Massimiano Bucchi refers to this new way of communicating as scientific communication 2.0. He draws a comparison with the previous flow of information, where scientific findings were converted into either educational material in textbooks or popular science in newspapers and on radio and TV – a process that involves the selection and simplification of the original information.

No simple solution

Massimiano Bucchi is careful to emphasise that the concept of ‘the general public’ does not constitute a target audience.

“It is important to understand and to welcome the role of diversity within scientific communication. This is something that we should be researching more – with regard to the choice of both communication channel and target audience.”

Some of the variables which should be taken into account are, in the view of Massimiano Bucchi, target audience, objective, content and subject.

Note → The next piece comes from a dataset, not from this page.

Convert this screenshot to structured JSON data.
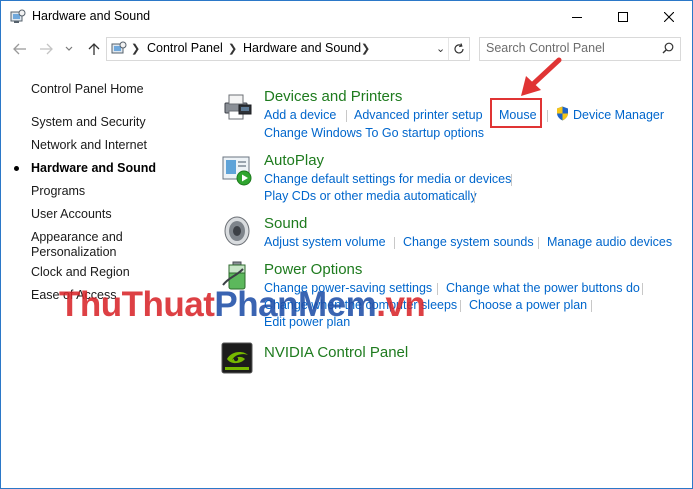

“The message that is perhaps the most important to have emerged from research into scientific communication is that there is no universal solution to how science should be communicated. One must first understand the context in order to be able to be clear about one’s objectives and honest to one’s audience.”

As the editor of an international journal, Massimiano Bucchi also sees that there are clear cultural differences that have an impact on scientific communication. One such example is China, which is one of those countries that is a new addition to the field of research.

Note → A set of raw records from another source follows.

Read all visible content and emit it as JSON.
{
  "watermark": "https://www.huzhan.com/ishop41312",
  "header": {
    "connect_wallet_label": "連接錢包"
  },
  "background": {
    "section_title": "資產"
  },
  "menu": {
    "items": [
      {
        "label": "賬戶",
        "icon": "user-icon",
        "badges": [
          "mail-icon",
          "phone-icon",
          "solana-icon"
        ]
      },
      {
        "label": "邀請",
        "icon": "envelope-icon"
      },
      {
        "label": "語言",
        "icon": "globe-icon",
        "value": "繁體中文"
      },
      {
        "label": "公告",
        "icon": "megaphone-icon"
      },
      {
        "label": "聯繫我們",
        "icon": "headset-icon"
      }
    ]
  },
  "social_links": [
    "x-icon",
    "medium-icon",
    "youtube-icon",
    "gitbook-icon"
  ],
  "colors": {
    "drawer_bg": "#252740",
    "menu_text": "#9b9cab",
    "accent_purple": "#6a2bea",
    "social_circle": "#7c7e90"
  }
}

“There, much of the scientific communication is concerned with providing information about, and spreading the usage of, new techniques, such as within agriculture, for example.”

Pictures as an unexplored possibility

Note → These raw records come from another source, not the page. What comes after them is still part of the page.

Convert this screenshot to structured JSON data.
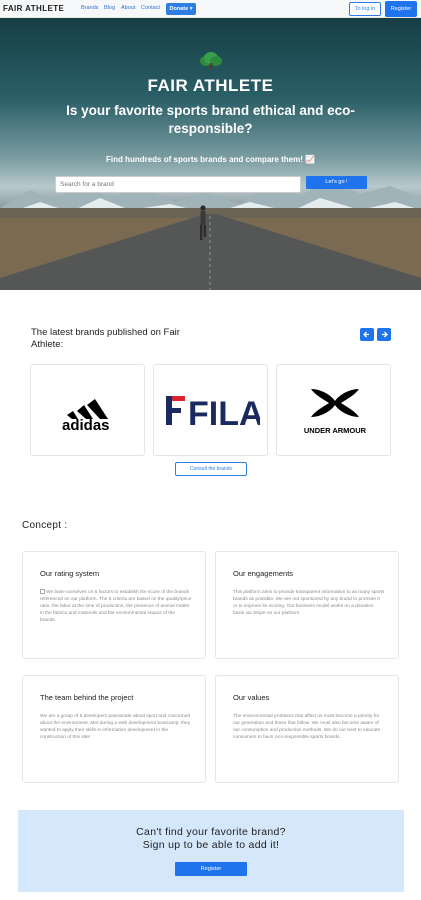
{
  "nav": {
    "brand": "FAIR ATHLETE",
    "links": [
      "Brands",
      "Blog",
      "About",
      "Contact"
    ],
    "donate": "Donate ▾",
    "login": "To log in",
    "register": "Register"
  },
  "hero": {
    "title": "FAIR ATHLETE",
    "subtitle": "Is your favorite sports brand ethical and eco-responsible?",
    "small": "Find hundreds of sports brands and compare them! 📈",
    "search_placeholder": "Search for a brand",
    "go": "Let's go !"
  },
  "latest": {
    "title": "The latest brands published on Fair Athlete:",
    "brands": [
      "adidas",
      "FILA",
      "UNDER ARMOUR"
    ],
    "consult": "Consult the brands"
  },
  "concept": {
    "title": "Concept :",
    "cards": [
      {
        "title": "Our rating system",
        "text": "We base ourselves on 5 factors to establish the score of the brands referenced on our platform. The 5 criteria are based on the quality/price ratio, the labor at the time of production, the presence of animal matter in the fabrics and materials and the environmental impact of the brands."
      },
      {
        "title": "Our engagements",
        "text": "This platform aims to provide transparent information to as many sports brands as possible. We are not sponsored by any brand to promote it or to improve its scoring. Our business model works on a donation basis via Stripe on our platform."
      },
      {
        "title": "The team behind the project",
        "text": "We are a group of 5 developers passionate about sport and concerned about the environment. Met during a web development bootcamp, they wanted to apply their skills in information development in the construction of this site!"
      },
      {
        "title": "Our values",
        "text": "The environmental problems that affect us must become a priority for our generation and those that follow. We must also become aware of our consumption and production methods. We do our best to educate consumers to favor eco-responsible sports brands."
      }
    ]
  },
  "cta": {
    "line1": "Can't find your favorite brand?",
    "line2": "Sign up to be able to add it!",
    "button": "Register"
  },
  "colors": {
    "accent": "#1f74ee",
    "cta_bg": "#d4e7fb",
    "tree": "#2e8b3e"
  }
}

Massimiano Bucchi is currently particularly interested in the use of visual content in scientific communication. Pictures have always been used to communicate science – first in the form of illustrations, then by means of photographs and films. Nowadays, infographics (which can be interactive and quite sophisticated) have become popular.

Massimiano Bucchi has studied people’s recognition of scientific pictures, such as the DNA helix and pictures of well-known scientists.

“Just because someone recognises a picture of Einstein doesn’t mean they know anything about physics. But we should investigate in more detail how we can use images and develop methods for measuring the effects that pictures have on the communication of science.”

He believes that a visual representation can act as a springboard for the conveying of more complex content. The recognition of images with scientific content is also an important part of what is known as ‘scientific literacy’, which is concerned with the popular understanding of science.

“Today, we measure scientific understanding by using text-based questions. This should also incorporate the visual aspect – the recognition of pictures – but this area remains, as yet, unresearched.”

Open science in a real sense

Scientific communication is often concerned with the actual research results or with generating interest in science, such as through science festivals, for example. According to Massimiano Bucchi, although this is an important element of the communication, it is equally important to increase awareness of the research conditions.

“If we really want people to be able to engage in science, we must also discuss how the system works – for example, why does the government choose to invest in one particular research area and not in another?”

Cases of scientific misconduct represent one example of the importance of open discussion. What actually happened and how did this situation arise? In the view of Massimiano Bucchi, participation in the discussion is dependent upon people having the right to know the answers to these questions

“Everybody is talking about open science but it is not open in the way that it should be. The funding of research, publication, how decisions are made and how a policy is formed – the system is really quite inaccessible. Being able to communicate this is quite a challenge but it is necessary if we want society to become engaged in science.”

Text: Natalie von der Lehr
Photo: Thomas Fasting